• _What the task asks_: Read through the listing, and wherever a line holds the word "heading", return it.

• _Material provided_:
★ ★ ★ ★ ★

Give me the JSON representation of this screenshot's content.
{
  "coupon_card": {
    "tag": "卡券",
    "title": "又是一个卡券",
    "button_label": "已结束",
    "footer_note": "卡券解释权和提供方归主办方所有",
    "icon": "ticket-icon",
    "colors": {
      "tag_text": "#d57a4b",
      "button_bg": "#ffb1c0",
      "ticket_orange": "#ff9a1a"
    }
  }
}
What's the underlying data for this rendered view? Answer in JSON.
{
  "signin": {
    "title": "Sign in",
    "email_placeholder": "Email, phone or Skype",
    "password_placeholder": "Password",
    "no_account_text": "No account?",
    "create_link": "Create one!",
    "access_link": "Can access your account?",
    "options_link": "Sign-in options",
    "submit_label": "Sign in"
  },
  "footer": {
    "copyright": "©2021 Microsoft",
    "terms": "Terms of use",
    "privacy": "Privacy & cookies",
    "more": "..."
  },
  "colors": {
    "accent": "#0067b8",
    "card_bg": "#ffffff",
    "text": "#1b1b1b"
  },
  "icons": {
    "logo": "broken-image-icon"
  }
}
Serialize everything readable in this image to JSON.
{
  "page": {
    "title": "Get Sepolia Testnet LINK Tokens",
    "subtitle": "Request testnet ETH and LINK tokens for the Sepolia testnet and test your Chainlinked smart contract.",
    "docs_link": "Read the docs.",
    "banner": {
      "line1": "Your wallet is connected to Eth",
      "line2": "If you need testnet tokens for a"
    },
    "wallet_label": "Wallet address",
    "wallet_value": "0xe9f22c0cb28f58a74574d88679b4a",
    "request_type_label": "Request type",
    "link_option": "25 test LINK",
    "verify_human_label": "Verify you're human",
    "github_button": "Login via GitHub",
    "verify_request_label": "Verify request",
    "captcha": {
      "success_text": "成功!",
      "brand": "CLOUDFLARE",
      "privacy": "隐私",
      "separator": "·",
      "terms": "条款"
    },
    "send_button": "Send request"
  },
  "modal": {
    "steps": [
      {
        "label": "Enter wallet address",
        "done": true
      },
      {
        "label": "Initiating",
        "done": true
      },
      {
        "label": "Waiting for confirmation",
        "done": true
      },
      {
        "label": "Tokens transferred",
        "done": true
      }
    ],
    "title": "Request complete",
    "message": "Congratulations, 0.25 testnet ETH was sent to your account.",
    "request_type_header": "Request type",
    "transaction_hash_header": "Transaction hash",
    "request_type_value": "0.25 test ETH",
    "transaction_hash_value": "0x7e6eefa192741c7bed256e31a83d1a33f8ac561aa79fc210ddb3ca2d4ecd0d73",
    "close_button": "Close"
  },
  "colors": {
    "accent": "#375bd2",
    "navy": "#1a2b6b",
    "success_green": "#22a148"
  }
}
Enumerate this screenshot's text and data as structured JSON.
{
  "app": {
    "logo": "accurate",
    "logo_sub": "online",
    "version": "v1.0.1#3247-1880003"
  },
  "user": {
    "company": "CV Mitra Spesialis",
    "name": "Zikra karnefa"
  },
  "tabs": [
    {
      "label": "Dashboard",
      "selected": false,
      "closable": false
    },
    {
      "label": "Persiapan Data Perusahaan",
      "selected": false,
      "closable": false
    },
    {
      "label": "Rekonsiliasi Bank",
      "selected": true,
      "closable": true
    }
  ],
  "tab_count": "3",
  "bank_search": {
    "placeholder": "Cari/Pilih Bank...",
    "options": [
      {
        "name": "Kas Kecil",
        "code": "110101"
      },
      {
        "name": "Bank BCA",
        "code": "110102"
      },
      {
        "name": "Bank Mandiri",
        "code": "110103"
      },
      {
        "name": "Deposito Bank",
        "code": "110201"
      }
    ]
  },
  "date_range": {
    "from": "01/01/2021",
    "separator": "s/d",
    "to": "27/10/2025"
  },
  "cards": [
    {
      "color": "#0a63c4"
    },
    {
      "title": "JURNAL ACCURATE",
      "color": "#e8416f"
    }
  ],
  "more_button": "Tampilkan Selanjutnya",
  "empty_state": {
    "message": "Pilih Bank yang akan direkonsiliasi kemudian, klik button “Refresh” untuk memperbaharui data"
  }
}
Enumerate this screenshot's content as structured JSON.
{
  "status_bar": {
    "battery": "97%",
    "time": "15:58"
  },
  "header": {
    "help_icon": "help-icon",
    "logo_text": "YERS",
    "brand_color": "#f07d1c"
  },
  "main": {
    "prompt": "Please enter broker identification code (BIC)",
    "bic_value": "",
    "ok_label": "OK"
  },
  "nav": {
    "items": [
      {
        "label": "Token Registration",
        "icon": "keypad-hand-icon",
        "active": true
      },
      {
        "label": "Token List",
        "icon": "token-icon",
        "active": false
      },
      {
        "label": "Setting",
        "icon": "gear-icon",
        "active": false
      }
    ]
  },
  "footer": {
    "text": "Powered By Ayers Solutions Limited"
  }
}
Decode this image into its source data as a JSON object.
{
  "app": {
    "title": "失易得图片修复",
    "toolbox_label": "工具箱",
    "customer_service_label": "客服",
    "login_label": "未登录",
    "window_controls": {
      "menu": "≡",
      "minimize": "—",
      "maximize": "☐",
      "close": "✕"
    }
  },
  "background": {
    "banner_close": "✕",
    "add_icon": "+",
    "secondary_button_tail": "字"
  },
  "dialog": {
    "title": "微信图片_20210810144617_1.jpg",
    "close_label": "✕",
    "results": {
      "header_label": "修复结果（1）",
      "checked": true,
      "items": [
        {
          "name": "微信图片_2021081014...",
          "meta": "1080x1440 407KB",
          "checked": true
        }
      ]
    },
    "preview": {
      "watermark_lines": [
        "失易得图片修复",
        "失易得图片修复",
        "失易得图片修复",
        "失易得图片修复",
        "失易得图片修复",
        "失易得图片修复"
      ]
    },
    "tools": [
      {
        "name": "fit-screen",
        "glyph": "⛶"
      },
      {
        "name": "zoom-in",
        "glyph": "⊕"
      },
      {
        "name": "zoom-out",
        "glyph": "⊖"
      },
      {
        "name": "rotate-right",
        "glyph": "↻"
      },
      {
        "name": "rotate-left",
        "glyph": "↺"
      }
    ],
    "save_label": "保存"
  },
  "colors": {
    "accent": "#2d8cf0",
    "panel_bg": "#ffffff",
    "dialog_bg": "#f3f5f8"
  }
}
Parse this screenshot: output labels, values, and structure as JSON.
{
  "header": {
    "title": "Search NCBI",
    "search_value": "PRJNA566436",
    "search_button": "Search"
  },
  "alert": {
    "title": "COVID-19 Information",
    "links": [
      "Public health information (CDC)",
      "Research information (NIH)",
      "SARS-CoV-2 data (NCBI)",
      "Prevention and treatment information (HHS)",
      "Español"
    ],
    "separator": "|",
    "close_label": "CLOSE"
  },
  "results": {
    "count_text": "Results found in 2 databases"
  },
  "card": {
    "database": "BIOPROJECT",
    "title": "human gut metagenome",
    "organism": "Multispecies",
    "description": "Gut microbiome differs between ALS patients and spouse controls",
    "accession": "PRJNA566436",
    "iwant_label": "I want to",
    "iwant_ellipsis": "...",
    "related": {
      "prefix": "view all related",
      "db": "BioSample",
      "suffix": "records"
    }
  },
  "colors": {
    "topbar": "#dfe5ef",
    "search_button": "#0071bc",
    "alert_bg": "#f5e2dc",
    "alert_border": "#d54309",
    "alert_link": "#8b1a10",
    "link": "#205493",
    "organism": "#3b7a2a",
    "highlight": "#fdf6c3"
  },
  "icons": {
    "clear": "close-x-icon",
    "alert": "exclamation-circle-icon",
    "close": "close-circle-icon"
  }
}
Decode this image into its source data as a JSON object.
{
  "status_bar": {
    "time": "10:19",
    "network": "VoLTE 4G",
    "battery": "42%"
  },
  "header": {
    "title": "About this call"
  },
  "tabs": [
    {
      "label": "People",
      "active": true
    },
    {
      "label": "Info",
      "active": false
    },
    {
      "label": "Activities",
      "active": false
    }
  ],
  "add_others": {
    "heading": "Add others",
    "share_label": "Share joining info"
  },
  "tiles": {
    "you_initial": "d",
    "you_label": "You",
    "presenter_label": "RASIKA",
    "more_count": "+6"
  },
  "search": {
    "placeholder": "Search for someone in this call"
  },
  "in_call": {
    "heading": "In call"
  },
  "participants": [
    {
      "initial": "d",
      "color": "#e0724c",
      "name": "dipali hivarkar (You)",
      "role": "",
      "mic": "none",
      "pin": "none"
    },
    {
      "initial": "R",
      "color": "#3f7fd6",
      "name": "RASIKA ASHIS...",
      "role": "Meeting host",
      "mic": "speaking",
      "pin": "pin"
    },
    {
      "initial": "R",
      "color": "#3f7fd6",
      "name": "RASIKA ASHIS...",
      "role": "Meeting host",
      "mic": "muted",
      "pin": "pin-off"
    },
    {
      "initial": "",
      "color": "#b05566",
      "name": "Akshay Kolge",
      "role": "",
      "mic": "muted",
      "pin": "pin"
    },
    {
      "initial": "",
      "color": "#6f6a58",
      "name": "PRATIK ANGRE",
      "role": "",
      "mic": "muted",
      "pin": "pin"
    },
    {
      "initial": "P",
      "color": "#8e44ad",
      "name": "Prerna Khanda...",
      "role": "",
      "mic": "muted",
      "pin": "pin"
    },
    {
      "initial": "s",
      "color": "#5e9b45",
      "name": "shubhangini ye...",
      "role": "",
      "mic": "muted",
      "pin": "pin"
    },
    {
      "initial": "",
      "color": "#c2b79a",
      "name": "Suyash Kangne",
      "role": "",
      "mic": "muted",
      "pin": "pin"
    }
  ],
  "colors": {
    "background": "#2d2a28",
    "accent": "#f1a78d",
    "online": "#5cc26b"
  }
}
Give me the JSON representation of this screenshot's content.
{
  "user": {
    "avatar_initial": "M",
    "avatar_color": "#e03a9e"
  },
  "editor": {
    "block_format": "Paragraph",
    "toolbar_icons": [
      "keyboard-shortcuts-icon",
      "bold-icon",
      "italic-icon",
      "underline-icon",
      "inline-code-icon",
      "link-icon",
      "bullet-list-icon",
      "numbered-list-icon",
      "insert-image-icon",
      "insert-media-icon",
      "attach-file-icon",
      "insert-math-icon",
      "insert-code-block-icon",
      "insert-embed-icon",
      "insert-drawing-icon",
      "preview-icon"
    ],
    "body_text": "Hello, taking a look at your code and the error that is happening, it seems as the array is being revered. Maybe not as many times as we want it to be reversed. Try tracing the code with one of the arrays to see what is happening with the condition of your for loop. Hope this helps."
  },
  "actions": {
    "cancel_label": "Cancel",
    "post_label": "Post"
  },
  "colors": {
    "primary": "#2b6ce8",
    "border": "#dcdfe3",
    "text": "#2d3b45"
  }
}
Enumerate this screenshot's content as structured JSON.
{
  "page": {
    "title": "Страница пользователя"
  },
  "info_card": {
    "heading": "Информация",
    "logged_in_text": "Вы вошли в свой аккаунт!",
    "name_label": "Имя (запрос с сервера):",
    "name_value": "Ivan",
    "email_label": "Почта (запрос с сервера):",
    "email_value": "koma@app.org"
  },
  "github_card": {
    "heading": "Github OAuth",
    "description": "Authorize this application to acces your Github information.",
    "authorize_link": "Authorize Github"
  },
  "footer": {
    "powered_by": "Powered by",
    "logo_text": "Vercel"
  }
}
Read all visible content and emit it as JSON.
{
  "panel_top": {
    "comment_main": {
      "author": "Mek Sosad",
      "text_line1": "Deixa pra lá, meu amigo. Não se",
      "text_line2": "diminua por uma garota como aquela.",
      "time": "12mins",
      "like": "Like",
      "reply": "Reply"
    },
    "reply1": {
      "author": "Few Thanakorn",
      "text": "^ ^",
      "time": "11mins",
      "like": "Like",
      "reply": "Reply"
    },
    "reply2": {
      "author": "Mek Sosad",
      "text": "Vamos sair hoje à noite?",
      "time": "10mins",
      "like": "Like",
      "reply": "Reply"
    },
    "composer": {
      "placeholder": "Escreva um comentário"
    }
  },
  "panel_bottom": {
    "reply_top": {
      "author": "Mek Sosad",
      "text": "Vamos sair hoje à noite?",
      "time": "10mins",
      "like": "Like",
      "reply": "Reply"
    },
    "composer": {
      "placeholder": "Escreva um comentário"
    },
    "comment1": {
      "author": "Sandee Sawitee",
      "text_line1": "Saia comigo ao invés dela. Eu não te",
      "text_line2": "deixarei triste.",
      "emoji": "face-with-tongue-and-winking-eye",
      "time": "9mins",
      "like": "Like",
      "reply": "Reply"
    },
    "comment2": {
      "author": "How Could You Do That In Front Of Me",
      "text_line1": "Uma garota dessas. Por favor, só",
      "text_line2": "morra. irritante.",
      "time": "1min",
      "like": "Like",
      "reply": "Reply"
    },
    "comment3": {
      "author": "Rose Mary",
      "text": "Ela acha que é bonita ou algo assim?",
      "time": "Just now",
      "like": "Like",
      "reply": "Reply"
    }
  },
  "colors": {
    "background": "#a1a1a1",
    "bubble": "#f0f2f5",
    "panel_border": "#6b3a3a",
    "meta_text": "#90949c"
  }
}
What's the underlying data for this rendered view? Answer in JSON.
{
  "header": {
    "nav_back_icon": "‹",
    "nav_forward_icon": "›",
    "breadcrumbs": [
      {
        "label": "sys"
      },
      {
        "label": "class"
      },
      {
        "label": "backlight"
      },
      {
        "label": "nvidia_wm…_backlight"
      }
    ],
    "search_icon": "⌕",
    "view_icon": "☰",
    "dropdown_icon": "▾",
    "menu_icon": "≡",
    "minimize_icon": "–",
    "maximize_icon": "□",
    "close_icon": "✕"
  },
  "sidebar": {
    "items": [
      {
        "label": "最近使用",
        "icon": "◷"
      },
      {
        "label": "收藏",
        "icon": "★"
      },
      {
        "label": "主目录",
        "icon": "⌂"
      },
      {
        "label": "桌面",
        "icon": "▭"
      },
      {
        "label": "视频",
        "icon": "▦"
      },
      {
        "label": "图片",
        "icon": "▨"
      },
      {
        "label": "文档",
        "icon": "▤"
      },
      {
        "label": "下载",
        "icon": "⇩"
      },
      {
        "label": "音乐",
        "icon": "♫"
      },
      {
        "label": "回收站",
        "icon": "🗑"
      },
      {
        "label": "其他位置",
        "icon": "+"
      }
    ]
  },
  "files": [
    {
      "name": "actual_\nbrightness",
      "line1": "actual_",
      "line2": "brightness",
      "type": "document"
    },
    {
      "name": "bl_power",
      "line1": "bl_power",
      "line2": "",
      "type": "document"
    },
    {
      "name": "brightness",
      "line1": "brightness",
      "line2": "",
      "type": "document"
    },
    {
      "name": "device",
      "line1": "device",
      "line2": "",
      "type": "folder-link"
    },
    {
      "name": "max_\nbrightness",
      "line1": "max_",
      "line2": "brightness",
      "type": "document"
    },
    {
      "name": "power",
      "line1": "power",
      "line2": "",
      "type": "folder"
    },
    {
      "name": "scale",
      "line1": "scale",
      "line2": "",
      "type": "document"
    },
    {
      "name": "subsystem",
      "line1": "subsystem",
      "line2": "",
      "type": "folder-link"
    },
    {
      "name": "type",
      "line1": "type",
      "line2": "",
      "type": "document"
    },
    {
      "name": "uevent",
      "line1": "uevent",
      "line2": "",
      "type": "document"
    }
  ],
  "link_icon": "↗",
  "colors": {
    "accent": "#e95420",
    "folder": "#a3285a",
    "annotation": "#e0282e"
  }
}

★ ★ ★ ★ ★

• _Solution for this problem_:
    "heading": "Add others",
    "heading": "In call"
    "heading": "Информация",
    "heading": "Github OAuth",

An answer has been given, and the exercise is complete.